Death – while the only constant in every living organism's life – also differs from organism to organism when it comes to how the body succumbs to it. But what exactly happens during the process of dying?
While humans are known to be struck by a phase called rigor mortis, where the body stiffens briefly after you die and then relaxes again, it turns out that in case of a species of roundworms, rigor mortis sets in while the creature is still alive.
Scientists have finally captured footage of rigor mortis occurring in these roundworms, which has been able to shed new light on the processes that a multi-cellular organism goes through upon dying. This could in turn also reveal clues about age-related death in humans.
Researchers from the University College London stated that this is the first time rigor-mortis has been observed in worms. While medically, death is defined as the moment the heart stops beating or the brain no longer functions, the processes involved with death set in long before this.
"Cell death has been widely studied but much less is known about the death of whole organisms, how it happens, what triggers it, and when it begins and ends," Professor David Gems, from UCL Institute of Healthy Ageing, who led the research, mentioned in the study. "But it's extremely important for understanding fatal disease in humans, especially those caused by aging."
The observations made by researchers on these c. elegans revealed that death spreads through the body via the process of cellular necrosis.
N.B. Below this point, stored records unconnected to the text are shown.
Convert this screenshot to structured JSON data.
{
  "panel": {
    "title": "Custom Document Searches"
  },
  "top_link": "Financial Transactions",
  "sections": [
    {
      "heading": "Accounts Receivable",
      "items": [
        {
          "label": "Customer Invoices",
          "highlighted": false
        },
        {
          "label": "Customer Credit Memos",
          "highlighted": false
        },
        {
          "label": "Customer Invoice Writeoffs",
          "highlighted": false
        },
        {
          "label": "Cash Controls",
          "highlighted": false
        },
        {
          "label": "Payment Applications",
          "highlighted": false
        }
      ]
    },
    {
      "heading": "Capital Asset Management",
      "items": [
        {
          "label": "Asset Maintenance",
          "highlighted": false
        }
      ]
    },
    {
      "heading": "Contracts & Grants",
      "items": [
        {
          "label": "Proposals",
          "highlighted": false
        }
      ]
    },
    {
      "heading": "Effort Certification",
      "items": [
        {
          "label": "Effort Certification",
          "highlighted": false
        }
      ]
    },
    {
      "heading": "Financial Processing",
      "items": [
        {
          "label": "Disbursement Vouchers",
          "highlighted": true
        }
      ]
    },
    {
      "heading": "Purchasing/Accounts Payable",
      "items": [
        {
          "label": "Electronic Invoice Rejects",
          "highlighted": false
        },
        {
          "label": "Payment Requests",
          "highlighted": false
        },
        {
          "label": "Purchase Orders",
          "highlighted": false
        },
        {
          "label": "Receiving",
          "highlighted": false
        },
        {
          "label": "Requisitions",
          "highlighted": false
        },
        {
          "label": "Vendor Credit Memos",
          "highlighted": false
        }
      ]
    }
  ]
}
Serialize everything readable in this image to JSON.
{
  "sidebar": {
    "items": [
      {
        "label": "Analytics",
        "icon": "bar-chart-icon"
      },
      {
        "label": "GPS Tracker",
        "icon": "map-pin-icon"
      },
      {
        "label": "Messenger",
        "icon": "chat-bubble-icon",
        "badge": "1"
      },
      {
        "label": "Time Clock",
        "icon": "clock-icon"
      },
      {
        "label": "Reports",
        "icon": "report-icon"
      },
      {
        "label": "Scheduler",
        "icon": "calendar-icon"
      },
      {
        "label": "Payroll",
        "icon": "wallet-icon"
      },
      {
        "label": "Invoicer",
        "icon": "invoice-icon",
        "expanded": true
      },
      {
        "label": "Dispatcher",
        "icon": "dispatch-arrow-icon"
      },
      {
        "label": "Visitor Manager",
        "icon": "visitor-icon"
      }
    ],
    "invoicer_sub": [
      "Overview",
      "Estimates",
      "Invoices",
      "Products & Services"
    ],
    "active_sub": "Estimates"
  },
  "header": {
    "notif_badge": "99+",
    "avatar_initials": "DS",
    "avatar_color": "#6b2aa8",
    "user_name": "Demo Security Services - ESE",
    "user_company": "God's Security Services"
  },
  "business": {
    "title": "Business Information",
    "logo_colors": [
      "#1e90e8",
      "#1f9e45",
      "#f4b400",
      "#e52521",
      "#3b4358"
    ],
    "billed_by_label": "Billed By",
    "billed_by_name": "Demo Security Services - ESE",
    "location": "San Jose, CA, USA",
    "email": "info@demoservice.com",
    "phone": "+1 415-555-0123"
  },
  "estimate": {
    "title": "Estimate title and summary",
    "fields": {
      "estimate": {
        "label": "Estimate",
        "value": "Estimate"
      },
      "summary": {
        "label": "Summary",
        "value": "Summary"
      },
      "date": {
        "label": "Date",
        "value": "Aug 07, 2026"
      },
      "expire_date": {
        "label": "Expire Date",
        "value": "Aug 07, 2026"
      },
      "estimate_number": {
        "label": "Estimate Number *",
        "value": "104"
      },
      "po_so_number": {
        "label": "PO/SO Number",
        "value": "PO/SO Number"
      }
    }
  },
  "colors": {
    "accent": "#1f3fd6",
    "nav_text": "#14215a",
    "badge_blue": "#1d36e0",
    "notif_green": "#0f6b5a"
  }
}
Beginning with the muscles, these dying cells trigger the death of the ones next to them by releasing calcium. Eventually, death spreads to the intestine.
The findings also suggested that in deaths related to old age, the cause is mostly cells' weakening ability to generate energy in the form of the ATP enzyme. Without this energy, cells are unable to hold calcium within them, causing it to flood out and trigger necrosis.
"Dying C. elegans also undergo what we term a "belly punch" phenomenon where death contraction in the head drives the pharynx backward into the intestine, and the impact triggers cell death," said professor Gems.
"Discovering rigor mortis in worms is exciting as it highlights a key step in the chain of events leading from healthy adulthood to death from old age," Gems said.
"It helps us to understand death in humans, and perhaps in the future to prevent death in mortally ill patients."
The study was published in the journal Cell Reports.